“We feel like even if it was exactly the same price, you’re getting a better product,” Jean said.
Besides spending time farming, they work on keeping members and others up-to-date about what’s happening on the farm. Their website includes farm news, and Jean works on a newsletter with photos for members.
“So people can really feel connected to their farm,” Jean said.… Read More
The Minnesota Department of Agriculture (MDA) on April 3 alerted consumers to avoid consuming smoked pork and beef pepper sticks produced by Belgrade Meat Center, Belgrade, Minn., after routine product sampling discovered the products to be contaminated with Listeria monocytogenes bacteria.
There are no reports of illnesses associated with consumption of these products, officials said.
The pepper sticks included in the advisory bear the lot number 318130 located on the back of the package, and Minnesota State Establishment Number 1157. Belgrade Meat Center sold approximately 20 pounds of the pork and beef pepper sticks at its retail store in Belgrade. The company is cooperating with MDA’s investigation. Consumers are asked to return packages to the retail store.
In addition, approximately 280 pounds of product was distributed under the Pastures A Plenty label. These products include:
- Uncured smoked breakfast links lot number 311130 distributed to Linden Hills Coop in Minneapolis, and Whole Foods in Duluth. The products are also served at Bryant Lake Bowl, Café Barbette and Gigi Café all located in Minneapolis.
- Uncured pork wieners lot number 311130 was distributed through Seward Coop in Minneapolis, Mississippi Market at both the Selby Avenue and West 7th locations in St. Paul, and at the River Market in Stillwater.
- Uncured pork wieners and uncured smoked bratwurst both with lot number 318130 served at Natedog Mobile Food Cart in the Twin Cities metro.
According to MDA Dairy and Food Inspection Division Director Heidi Kassenborg, the contamination was first detected in a product sample collected during a routine inspection. MDA investigators are now working to determine the source of the contamination.
Consumption of food contaminated with Listeria monocytogenes can cause listeriosis, an uncommon but potentially serious disease marked by fever, severe headache, neck stiffness and nausea. Healthy people rarely contract listeriosis, but it can sometimes cause fatal infections in infants, the elderly and those with weakened immune systems. Listeriosis can also lead to miscarriages and stillbirths in pregnant women.

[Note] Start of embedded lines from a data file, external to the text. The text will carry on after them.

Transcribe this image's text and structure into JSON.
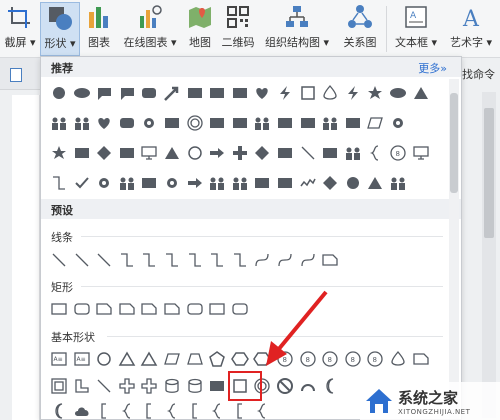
{
  "ribbon": {
    "items": [
      {
        "label": "截屏",
        "icon": "screenshot-icon",
        "dropdown": true
      },
      {
        "label": "形状",
        "icon": "shapes-icon",
        "dropdown": true,
        "active": true
      },
      {
        "label": "图表",
        "icon": "bar-chart-icon",
        "dropdown": false
      },
      {
        "label": "在线图表",
        "icon": "online-chart-icon",
        "dropdown": true
      },
      {
        "label": "地图",
        "icon": "map-icon",
        "dropdown": false
      },
      {
        "label": "二维码",
        "icon": "qrcode-icon",
        "dropdown": false
      },
      {
        "label": "组织结构图",
        "icon": "org-chart-icon",
        "dropdown": true
      },
      {
        "label": "关系图",
        "icon": "relation-chart-icon",
        "dropdown": false
      },
      {
        "label": "文本框",
        "icon": "textbox-icon",
        "dropdown": true
      },
      {
        "label": "艺术字",
        "icon": "wordart-icon",
        "dropdown": true
      }
    ]
  },
  "right_panel": {
    "find_label": "找命令"
  },
  "panel": {
    "recommended_title": "推荐",
    "more_label": "更多»",
    "preset_title": "预设",
    "categories": {
      "lines": "线条",
      "rectangles": "矩形",
      "basic": "基本形状"
    }
  },
  "colors": {
    "accent": "#2d6fd0",
    "icon_gray": "#555b63",
    "highlight": "#e02222"
  },
  "watermark": {
    "title": "系统之家",
    "url": "XITONGZHIJIA.NET"
  }
}
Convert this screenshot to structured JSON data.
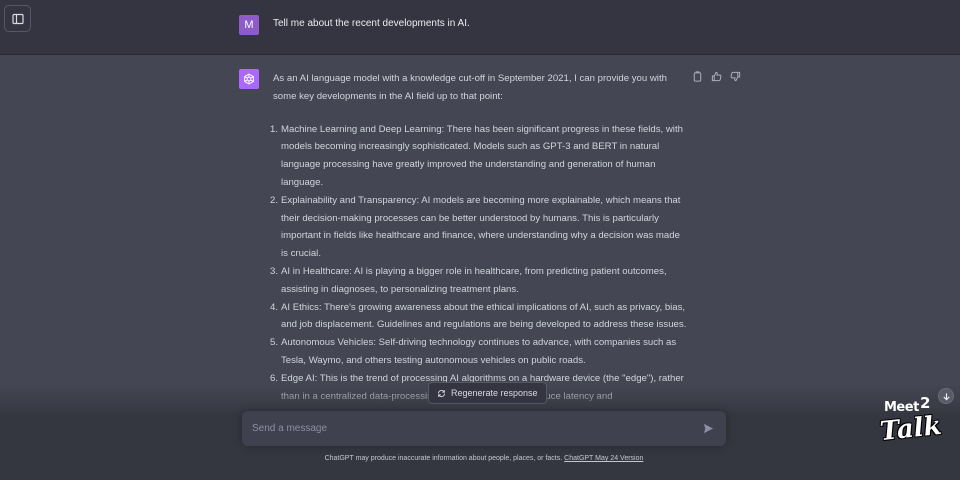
{
  "user_message": {
    "avatar_letter": "M",
    "text": "Tell me about the recent developments in AI."
  },
  "assistant_message": {
    "intro": "As an AI language model with a knowledge cut-off in September 2021, I can provide you with some key developments in the AI field up to that point:",
    "items": [
      {
        "num": "1.",
        "text": "Machine Learning and Deep Learning: There has been significant progress in these fields, with models becoming increasingly sophisticated. Models such as GPT-3 and BERT in natural language processing have greatly improved the understanding and generation of human language."
      },
      {
        "num": "2.",
        "text": "Explainability and Transparency: AI models are becoming more explainable, which means that their decision-making processes can be better understood by humans. This is particularly important in fields like healthcare and finance, where understanding why a decision was made is crucial."
      },
      {
        "num": "3.",
        "text": "AI in Healthcare: AI is playing a bigger role in healthcare, from predicting patient outcomes, assisting in diagnoses, to personalizing treatment plans."
      },
      {
        "num": "4.",
        "text": "AI Ethics: There's growing awareness about the ethical implications of AI, such as privacy, bias, and job displacement. Guidelines and regulations are being developed to address these issues."
      },
      {
        "num": "5.",
        "text": "Autonomous Vehicles: Self-driving technology continues to advance, with companies such as Tesla, Waymo, and others testing autonomous vehicles on public roads."
      },
      {
        "num": "6.",
        "text": "Edge AI: This is the trend of processing AI algorithms on a hardware device (the \"edge\"), rather than in a centralized data-processing warehouse. This can reduce latency and"
      }
    ]
  },
  "regenerate_label": "Regenerate response",
  "input": {
    "placeholder": "Send a message",
    "value": ""
  },
  "footer": {
    "disclaimer": "ChatGPT may produce inaccurate information about people, places, or facts.",
    "version_link": "ChatGPT May 24 Version"
  },
  "watermark": {
    "meet": "Meet",
    "two": "2",
    "talk": "Talk"
  },
  "colors": {
    "user_bg": "#343541",
    "assistant_bg": "#444654",
    "user_avatar": "#8e5cc9",
    "assistant_avatar": "#ab68ff"
  },
  "icons": [
    "sidebar-toggle-icon",
    "openai-logo-icon",
    "copy-icon",
    "thumbs-up-icon",
    "thumbs-down-icon",
    "regenerate-icon",
    "send-icon",
    "arrow-down-icon"
  ]
}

Any consumers who believe they may have become ill after eating the product should contact their health care provider. For more details about the product, call Belgrade Meat Center LTD at (320) 254-8287 or Pastures A Plenty at (320) 367-2061.… Read More
The growing, business and people sides of urban agriculture will be the focus of an Urban Agriculture Expo from 9 a.m. to 1:30 p.m. April 20 at the Sabathani Community Center in Minneapolis.
The event, which includes educational seminars beginning at 9:30 a.m., is for those who currently have an urban farming enterprise, are considering starting one, are supporters of urban farming, or are just curious to learn more.
The growing topics will include water management, unique growing systems, and soils management. The business topics will include record keeping skills and tips, understanding your cost of production, and assessing which market option is right for you. Lastly, people topics will include updates in local food policies, the Urban Agriculture Alliance, and engaging communities around you.
No pre-registration is required for the event. There is suggested donation of $5 to attend.
For an informational brochure about the Expo, with a schedule, visit www.misa.umn.edu and click on the ‘Urban Ag Expo’ pdf.
There will be vendors to visit with as well. Vendors will include governmental agencies, businesses and non-profit organizations that support urban agriculture in a variety of ways. Those interested in reserving a vendor booth may do so online for $40 at http://www.regonline.com/UrbanAg. Credit cards or checks are accepted.
Sabathani Community Center is located at 310 E. 38th St., Minneapolis, MN 55409. Directions are located on their website at www.sabathani.org/contact_us.aspx